Task to carry out:
Each line of the records that includes "surname" should be found and copied.

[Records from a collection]
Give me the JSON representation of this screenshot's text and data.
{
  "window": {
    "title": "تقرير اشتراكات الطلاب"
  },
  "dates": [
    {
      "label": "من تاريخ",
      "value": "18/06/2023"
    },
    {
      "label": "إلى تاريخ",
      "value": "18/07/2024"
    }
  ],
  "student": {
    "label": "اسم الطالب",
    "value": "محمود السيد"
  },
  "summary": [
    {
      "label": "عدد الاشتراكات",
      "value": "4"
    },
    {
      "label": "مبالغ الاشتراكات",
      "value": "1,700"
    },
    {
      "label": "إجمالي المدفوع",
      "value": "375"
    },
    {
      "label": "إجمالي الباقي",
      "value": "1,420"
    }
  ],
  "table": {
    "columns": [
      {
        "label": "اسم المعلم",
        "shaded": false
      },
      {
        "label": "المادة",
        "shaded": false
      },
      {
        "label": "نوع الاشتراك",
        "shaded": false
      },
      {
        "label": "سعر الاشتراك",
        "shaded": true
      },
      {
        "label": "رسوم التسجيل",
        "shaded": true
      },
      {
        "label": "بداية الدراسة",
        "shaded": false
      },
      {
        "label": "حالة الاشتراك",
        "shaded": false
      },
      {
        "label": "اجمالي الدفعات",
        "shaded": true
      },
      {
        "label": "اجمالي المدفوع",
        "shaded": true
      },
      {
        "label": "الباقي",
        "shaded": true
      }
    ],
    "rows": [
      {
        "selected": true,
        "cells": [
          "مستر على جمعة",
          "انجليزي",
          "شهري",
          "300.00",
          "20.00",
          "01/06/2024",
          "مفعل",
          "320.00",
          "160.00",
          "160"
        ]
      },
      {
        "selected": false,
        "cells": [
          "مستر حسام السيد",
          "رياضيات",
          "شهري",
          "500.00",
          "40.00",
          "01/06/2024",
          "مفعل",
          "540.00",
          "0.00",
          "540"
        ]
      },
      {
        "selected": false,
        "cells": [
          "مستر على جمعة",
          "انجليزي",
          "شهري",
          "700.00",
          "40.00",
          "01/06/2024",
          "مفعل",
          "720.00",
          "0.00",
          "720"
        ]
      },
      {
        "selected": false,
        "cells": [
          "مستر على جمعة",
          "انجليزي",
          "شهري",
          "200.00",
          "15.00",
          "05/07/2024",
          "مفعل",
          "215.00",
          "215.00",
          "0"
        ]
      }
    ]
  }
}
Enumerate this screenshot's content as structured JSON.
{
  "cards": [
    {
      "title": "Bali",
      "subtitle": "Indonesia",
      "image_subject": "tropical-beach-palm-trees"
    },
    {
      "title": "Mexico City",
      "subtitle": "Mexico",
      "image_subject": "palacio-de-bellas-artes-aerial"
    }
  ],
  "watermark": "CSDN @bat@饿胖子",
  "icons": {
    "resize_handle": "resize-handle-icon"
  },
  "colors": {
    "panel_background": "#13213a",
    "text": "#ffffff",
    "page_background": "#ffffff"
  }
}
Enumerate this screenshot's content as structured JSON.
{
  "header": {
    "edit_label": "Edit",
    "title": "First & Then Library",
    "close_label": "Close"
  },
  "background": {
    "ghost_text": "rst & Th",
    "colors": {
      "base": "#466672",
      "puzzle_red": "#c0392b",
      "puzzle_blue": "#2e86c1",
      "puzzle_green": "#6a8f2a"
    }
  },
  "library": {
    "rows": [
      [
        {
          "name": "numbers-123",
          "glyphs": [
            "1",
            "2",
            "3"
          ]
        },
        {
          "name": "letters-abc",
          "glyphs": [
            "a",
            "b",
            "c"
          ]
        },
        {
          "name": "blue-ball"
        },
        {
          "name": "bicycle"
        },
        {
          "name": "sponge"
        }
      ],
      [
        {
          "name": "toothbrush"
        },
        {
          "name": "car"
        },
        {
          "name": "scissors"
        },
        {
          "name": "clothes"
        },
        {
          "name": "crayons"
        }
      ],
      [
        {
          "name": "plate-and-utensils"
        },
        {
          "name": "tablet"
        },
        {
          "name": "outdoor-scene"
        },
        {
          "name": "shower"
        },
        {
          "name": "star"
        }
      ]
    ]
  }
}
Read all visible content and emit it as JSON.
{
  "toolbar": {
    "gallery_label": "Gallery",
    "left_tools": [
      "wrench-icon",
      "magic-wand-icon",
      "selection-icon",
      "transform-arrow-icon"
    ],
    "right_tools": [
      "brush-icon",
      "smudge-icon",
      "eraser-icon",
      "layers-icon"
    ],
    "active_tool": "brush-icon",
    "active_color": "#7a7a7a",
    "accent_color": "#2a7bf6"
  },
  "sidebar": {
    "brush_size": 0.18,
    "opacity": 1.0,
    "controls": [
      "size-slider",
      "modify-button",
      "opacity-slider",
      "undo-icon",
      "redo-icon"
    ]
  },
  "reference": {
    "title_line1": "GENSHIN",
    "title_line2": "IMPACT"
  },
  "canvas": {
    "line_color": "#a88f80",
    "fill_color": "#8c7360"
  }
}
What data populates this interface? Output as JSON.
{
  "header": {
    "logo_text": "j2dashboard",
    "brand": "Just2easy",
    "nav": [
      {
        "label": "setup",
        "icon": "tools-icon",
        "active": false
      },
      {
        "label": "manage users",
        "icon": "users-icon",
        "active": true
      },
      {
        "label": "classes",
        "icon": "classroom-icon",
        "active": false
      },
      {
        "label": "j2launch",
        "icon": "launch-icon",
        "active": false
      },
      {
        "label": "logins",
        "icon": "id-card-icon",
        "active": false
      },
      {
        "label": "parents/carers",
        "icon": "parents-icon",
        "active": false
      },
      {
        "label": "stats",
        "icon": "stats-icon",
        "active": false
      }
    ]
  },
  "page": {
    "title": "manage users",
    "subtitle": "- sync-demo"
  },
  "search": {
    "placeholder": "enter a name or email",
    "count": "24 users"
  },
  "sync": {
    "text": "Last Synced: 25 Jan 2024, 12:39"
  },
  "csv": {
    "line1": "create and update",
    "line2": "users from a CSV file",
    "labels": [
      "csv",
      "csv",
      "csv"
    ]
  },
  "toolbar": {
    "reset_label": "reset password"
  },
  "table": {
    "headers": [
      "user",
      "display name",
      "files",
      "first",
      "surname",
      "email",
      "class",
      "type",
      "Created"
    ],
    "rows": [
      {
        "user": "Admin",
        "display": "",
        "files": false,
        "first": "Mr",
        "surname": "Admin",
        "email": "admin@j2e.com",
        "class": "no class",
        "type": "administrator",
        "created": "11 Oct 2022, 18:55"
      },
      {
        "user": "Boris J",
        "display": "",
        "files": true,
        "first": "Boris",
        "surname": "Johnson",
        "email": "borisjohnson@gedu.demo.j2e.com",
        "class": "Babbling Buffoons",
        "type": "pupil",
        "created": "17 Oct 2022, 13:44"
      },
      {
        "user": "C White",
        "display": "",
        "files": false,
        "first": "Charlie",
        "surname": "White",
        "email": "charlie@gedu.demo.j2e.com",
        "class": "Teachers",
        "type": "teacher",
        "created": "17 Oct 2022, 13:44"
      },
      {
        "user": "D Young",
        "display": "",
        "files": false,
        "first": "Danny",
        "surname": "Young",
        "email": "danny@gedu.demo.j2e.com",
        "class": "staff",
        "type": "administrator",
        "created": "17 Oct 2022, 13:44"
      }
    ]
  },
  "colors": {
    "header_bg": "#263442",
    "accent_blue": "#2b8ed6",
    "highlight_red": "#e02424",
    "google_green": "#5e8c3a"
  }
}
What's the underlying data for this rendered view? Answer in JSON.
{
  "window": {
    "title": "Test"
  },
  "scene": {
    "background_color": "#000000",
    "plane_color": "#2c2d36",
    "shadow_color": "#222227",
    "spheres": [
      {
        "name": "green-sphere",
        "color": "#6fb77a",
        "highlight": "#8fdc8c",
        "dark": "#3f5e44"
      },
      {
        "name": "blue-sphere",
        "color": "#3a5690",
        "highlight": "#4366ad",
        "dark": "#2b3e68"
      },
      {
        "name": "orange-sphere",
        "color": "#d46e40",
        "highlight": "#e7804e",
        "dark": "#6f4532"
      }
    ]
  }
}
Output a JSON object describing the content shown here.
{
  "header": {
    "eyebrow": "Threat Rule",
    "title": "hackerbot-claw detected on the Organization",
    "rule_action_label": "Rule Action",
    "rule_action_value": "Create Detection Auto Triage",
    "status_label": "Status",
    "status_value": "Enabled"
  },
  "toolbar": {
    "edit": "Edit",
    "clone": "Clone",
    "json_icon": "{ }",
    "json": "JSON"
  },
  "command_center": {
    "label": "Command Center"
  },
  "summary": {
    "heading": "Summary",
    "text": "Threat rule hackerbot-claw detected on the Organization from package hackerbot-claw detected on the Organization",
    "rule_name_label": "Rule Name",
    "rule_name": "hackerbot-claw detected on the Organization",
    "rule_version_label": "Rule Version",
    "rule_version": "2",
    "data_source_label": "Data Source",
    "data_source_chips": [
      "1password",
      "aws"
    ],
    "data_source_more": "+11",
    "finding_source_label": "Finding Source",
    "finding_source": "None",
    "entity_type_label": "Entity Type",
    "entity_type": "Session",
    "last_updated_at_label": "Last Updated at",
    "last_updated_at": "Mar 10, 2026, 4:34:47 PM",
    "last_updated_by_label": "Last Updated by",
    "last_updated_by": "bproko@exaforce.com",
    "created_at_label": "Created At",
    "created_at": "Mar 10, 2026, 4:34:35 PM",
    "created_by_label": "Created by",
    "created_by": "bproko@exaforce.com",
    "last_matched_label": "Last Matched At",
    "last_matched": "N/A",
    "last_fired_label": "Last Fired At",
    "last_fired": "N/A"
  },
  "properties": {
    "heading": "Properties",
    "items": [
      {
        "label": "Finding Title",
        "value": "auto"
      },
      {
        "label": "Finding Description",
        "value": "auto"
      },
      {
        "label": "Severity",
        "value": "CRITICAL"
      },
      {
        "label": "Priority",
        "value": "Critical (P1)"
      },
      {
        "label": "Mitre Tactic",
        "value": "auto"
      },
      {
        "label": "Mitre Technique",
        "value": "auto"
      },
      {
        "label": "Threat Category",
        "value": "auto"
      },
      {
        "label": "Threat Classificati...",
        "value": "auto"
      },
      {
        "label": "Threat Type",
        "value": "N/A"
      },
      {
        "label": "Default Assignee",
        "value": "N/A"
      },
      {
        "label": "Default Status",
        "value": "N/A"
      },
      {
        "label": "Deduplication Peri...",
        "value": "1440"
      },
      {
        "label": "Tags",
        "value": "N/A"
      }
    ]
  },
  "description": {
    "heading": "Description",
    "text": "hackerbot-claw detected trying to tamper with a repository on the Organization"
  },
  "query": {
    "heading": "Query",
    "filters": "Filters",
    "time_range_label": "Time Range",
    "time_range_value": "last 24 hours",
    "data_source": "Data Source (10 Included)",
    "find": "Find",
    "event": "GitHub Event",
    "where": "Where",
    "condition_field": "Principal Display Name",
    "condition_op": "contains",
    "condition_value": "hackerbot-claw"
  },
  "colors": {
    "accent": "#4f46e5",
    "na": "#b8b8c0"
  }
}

Written answer:
      "surname",
        "surname": "Admin",
        "surname": "Johnson",
        "surname": "White",
        "surname": "Young",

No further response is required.